And the workers certainly will still be there, Duzgun said. Even though mines are increasingly using autonomous systems, humans will continue to be a critical part of the operation in the future—and humans will be an integral part of using AI to make mining safer and more efficient. “We have a combination of data from the environment, the machines and the human beings. And if you think of the three working together in a highly uncertain environment, there’s an opportunity to learn about the operation itself,” she said.
Zhang, who is also working with the U.S. Department of Transportation on a machine-learning project for oil and natural gas pipeline bots (their visual and electromagnetic sensors collect large data sets as they rove pipelines—too much data for people to interpret easily without AI help), said students who plan to go into this type of work after graduation need two kinds of training: “A core knowledge of machine learning and interdisciplinary experience. They need to understand the real-world problem, to understand the challenges, where the data comes from and why they have that kind of data.”
“There’s still a big gap between machine learning and real-world industrial applications,” he said. “That’s why we’re trying to push interdisciplinary programs.”
But in addition to an AI-educated workforce, there’s another factor limiting how far any industry can take AI technology—adoption. “In some fields, it’s easier to have acceptance,” said Xiaoli Zhang, associate professor of mechanical engineering. “It’s a trust issue.” She’s leading research on how automation and AI technologies change human behavior and human lives, as well as ways AI can be used to quickly retrain those who have lost a job to AI.
AI that seems almost like entertainment is easily adopted, she said. “On the other hand, anything that people feel is dangerous or scary—like a self-driving car, even though the technology is relatively ready—it needs time for people to accept it. That time could be five years or 10 years.”
Another hurdle for industries like mining and manufacturing is scalability. Hao Zhang’s pipeline bot is designed to help workers inspecting the line by identifying potential threats to its structural integrity. But one of the bigger problems to solve is how workers in the field can get the computing power they need to use the slew of data they’re getting from sensors. “They have a deep learning model. But it may take hundreds of hours on a computer to train the model. Even a deployed model needs a very powerful computer to do that,” he said. “When a person goes into the field, there’s probably no Wi-Fi. They probably don’t even have cell phones when they’re in the field, and they cannot easily carry a computer. So how can this tech be deployed for large-scale use?”
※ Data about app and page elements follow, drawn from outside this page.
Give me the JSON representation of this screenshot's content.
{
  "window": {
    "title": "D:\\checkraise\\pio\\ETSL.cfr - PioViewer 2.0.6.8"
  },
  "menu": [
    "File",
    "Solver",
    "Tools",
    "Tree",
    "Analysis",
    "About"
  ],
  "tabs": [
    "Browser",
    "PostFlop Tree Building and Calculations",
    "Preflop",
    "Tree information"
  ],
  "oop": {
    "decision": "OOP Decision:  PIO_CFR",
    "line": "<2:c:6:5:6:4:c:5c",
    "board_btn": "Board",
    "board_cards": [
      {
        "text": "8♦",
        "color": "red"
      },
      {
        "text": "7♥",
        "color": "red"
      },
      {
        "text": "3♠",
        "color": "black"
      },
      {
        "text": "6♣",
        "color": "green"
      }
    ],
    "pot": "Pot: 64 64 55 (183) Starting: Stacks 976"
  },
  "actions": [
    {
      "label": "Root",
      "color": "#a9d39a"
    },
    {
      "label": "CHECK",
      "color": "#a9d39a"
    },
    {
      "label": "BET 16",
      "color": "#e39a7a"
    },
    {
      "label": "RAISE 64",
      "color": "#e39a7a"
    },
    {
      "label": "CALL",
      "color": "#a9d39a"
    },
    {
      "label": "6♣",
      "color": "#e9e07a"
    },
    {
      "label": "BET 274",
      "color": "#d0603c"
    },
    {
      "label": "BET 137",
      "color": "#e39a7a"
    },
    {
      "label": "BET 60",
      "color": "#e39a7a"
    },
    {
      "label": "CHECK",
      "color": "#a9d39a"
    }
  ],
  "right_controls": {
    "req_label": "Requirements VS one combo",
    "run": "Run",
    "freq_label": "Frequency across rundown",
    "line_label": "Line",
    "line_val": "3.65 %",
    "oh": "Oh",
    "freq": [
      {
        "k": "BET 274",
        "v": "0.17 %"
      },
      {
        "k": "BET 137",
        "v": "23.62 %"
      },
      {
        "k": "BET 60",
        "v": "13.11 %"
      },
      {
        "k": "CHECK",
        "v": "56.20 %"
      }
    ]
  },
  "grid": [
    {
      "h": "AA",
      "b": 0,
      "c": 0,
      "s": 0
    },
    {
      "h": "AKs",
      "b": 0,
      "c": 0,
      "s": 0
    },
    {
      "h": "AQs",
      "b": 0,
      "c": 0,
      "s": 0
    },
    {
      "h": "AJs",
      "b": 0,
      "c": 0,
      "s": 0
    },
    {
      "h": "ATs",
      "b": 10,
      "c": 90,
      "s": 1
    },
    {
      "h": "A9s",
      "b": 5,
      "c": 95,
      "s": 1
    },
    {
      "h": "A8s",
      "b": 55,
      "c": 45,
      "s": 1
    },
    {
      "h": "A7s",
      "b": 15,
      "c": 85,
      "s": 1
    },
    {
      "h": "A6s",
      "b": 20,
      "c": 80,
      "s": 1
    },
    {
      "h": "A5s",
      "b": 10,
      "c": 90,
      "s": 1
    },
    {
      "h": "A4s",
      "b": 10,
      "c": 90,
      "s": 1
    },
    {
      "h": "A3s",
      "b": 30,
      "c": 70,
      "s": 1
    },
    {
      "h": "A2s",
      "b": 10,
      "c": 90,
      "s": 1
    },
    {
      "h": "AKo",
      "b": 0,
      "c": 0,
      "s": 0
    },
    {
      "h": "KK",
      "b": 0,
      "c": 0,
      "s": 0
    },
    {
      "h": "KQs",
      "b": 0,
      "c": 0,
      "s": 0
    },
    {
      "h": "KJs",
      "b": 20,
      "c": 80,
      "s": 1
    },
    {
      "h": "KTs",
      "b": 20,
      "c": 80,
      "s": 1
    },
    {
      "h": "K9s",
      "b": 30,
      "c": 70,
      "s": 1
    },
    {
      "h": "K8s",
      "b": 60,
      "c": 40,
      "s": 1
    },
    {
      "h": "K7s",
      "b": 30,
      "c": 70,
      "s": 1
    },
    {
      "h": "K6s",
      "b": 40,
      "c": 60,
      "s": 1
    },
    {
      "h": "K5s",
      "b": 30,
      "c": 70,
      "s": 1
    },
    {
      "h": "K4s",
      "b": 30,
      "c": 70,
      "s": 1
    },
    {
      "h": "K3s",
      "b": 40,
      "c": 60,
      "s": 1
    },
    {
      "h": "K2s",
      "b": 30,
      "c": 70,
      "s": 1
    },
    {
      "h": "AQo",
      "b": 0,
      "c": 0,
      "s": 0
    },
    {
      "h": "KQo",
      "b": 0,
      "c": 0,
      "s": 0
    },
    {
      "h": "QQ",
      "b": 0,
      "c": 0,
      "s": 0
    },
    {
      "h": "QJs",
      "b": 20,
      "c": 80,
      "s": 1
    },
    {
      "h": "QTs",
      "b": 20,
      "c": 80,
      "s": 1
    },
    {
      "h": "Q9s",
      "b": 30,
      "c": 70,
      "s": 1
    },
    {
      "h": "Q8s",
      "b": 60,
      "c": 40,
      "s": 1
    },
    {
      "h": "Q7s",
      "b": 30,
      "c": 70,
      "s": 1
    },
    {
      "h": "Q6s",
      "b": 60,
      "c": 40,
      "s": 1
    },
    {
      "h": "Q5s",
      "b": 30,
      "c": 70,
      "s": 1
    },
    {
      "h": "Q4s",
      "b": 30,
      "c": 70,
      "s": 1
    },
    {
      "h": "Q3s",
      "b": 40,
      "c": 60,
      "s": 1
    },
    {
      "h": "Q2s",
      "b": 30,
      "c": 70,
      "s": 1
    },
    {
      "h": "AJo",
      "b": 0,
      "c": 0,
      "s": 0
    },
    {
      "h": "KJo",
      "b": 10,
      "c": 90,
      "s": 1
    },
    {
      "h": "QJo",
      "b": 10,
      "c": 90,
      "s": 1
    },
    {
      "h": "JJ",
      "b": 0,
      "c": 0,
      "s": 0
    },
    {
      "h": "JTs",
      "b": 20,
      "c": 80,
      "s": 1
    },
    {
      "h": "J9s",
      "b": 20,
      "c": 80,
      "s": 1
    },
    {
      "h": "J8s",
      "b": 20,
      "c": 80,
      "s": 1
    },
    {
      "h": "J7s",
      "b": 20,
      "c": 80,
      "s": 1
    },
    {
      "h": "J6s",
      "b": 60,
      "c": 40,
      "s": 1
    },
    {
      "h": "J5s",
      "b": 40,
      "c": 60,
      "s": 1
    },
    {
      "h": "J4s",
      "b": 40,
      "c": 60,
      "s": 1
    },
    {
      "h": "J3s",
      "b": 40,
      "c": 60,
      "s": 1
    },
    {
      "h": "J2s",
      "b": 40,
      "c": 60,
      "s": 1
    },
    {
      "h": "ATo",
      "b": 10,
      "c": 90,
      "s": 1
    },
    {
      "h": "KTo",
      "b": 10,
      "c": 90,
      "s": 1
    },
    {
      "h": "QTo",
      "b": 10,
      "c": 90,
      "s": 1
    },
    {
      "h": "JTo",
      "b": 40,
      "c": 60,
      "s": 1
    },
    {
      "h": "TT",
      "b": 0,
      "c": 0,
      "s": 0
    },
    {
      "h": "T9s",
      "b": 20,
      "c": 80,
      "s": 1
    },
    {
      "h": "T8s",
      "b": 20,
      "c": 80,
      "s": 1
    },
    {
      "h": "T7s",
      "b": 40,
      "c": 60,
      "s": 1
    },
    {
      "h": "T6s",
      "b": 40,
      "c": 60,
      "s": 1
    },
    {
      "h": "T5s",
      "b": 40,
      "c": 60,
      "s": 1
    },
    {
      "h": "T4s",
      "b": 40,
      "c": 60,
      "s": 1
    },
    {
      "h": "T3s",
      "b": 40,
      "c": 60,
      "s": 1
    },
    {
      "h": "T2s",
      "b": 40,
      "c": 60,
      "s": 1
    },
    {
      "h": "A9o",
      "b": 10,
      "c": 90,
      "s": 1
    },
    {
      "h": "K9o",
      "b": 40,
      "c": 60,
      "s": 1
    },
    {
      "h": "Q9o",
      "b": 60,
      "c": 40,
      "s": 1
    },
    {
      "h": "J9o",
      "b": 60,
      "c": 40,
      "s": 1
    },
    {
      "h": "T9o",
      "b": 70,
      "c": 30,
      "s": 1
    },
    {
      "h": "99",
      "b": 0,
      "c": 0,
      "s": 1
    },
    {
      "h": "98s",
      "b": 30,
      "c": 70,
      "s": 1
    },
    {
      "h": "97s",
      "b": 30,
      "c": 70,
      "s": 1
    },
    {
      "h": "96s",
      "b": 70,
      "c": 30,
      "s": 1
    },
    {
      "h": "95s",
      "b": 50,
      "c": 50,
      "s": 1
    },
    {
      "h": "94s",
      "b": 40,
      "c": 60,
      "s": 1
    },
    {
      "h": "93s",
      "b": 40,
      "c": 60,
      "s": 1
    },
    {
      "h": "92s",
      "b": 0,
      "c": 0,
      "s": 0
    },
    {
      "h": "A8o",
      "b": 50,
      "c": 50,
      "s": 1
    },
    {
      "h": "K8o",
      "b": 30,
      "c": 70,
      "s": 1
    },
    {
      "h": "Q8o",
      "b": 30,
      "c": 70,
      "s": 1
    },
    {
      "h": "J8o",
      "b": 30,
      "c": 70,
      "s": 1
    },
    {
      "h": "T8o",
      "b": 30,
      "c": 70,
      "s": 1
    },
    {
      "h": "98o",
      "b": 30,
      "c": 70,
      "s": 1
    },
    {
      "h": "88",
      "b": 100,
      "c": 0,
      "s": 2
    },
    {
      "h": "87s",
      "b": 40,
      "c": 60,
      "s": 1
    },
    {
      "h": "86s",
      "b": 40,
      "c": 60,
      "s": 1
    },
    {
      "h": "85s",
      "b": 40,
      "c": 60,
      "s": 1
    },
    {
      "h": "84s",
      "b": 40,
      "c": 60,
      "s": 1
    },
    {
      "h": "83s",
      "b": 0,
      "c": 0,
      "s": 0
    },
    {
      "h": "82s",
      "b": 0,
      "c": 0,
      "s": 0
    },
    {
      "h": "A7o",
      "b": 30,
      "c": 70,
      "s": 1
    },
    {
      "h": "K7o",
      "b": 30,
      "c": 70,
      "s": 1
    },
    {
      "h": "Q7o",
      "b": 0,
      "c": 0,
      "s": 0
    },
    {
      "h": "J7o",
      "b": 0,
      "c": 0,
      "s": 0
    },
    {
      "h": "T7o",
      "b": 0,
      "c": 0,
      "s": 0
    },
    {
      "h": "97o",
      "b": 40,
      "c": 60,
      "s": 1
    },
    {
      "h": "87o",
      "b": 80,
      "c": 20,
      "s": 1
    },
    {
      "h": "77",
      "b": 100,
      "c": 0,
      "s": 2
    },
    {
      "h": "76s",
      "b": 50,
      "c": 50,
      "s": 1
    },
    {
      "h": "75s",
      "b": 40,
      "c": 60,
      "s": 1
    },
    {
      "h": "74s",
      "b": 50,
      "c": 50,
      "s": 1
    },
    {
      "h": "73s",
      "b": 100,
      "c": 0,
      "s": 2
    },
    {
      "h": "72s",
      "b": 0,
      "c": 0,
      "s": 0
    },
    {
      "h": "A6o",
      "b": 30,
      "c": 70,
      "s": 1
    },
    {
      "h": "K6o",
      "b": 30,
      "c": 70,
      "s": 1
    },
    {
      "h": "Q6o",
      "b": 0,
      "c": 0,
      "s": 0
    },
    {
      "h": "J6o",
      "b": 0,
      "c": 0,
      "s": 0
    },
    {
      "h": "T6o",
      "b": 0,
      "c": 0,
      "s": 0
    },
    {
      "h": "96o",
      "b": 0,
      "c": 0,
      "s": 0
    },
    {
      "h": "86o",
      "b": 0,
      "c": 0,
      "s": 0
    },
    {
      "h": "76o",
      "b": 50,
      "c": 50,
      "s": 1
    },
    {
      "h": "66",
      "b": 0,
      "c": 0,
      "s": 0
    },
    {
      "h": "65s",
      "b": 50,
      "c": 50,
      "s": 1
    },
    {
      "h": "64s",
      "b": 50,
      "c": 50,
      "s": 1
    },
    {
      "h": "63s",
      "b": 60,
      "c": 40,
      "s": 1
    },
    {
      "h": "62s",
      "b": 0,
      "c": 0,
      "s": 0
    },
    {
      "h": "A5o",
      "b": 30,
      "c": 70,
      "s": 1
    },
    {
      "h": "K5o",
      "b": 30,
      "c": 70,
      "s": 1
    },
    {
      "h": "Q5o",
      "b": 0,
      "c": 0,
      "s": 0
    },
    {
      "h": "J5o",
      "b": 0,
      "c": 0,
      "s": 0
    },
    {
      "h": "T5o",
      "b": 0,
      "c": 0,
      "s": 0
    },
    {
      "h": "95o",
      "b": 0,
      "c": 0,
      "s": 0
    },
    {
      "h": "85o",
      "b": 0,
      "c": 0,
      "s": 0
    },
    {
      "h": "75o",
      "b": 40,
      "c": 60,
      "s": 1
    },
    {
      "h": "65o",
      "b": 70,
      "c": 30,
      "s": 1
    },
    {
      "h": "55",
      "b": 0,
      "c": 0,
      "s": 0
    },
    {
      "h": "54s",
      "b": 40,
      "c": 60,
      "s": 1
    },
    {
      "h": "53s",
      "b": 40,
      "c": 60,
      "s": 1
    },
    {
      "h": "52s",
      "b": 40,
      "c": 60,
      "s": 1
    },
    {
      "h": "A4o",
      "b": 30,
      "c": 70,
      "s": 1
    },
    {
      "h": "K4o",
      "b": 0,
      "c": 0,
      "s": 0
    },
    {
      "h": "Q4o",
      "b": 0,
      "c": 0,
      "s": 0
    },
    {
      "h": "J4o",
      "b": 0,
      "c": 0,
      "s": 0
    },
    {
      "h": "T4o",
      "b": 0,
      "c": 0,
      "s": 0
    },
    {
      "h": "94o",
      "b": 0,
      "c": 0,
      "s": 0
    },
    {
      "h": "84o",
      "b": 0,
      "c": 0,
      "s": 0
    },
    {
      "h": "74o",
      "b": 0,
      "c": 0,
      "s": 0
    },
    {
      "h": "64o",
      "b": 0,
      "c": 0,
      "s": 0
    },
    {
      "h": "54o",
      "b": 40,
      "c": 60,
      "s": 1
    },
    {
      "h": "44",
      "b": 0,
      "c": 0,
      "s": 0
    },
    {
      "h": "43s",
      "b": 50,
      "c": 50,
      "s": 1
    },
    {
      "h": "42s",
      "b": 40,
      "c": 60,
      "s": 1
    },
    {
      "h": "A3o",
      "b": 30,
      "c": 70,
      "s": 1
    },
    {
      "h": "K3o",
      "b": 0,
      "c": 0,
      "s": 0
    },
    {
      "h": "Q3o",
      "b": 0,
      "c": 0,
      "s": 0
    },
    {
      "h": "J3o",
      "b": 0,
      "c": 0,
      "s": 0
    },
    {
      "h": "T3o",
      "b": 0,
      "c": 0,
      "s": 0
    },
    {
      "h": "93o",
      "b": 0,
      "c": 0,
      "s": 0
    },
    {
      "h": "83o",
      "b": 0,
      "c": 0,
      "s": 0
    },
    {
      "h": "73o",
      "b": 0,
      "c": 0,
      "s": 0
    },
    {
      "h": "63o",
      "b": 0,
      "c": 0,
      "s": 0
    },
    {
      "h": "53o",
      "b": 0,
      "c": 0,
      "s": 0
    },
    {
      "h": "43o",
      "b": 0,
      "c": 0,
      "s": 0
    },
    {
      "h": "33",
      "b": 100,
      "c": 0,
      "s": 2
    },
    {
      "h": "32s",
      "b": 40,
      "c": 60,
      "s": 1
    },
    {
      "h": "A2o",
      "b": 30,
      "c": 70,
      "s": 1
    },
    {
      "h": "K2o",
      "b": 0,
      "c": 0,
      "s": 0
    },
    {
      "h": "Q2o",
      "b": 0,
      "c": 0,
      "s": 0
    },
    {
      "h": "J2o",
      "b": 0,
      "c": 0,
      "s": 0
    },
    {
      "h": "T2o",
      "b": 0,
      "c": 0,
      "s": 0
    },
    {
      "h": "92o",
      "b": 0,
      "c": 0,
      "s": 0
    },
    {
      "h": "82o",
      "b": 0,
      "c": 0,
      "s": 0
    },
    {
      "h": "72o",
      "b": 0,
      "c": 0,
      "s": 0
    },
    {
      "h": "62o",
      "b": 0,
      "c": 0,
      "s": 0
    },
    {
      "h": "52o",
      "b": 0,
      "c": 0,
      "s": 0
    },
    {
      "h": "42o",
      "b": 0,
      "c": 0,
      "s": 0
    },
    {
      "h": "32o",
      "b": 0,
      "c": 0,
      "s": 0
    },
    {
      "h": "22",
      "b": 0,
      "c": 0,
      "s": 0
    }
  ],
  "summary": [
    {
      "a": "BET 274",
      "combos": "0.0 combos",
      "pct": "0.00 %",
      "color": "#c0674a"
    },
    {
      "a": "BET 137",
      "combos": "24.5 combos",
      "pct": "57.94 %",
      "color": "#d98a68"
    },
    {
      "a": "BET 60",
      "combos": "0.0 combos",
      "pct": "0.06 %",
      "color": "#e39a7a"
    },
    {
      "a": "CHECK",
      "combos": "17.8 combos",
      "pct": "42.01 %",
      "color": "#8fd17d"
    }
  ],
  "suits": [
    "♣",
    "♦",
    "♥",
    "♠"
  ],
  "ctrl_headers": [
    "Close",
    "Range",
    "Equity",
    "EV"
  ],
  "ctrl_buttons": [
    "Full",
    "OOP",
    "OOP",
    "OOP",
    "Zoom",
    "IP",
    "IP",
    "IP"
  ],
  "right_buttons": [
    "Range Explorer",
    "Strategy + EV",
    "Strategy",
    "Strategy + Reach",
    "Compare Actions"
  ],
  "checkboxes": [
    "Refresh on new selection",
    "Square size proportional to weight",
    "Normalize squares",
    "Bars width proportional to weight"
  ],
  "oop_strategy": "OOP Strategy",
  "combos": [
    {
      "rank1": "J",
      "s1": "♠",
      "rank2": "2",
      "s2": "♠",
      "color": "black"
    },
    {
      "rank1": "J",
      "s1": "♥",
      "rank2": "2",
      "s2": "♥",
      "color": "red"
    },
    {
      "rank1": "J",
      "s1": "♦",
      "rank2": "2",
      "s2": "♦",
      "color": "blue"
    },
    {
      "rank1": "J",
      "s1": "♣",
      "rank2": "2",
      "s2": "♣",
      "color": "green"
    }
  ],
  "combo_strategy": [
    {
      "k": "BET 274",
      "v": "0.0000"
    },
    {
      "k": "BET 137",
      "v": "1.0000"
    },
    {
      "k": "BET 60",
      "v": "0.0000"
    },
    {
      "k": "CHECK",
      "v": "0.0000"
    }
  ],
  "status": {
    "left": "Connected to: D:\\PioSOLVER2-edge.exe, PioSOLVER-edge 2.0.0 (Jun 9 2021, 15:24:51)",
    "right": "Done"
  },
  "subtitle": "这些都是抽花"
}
Mines is the perfect place for students to take a deep dive into specific interdisciplinary problems in AI, Camp said, and the computer science program is preparing students to be able to program algorithms and understand how they work, regardless of the field. “We're training students to be able to build the intelligence regardless of the domain,” she said. “We don’t train our students to be experts in all these different disciplines, but we encourage them to get training in whatever they're interested in, because you can take that and add it to computer science.”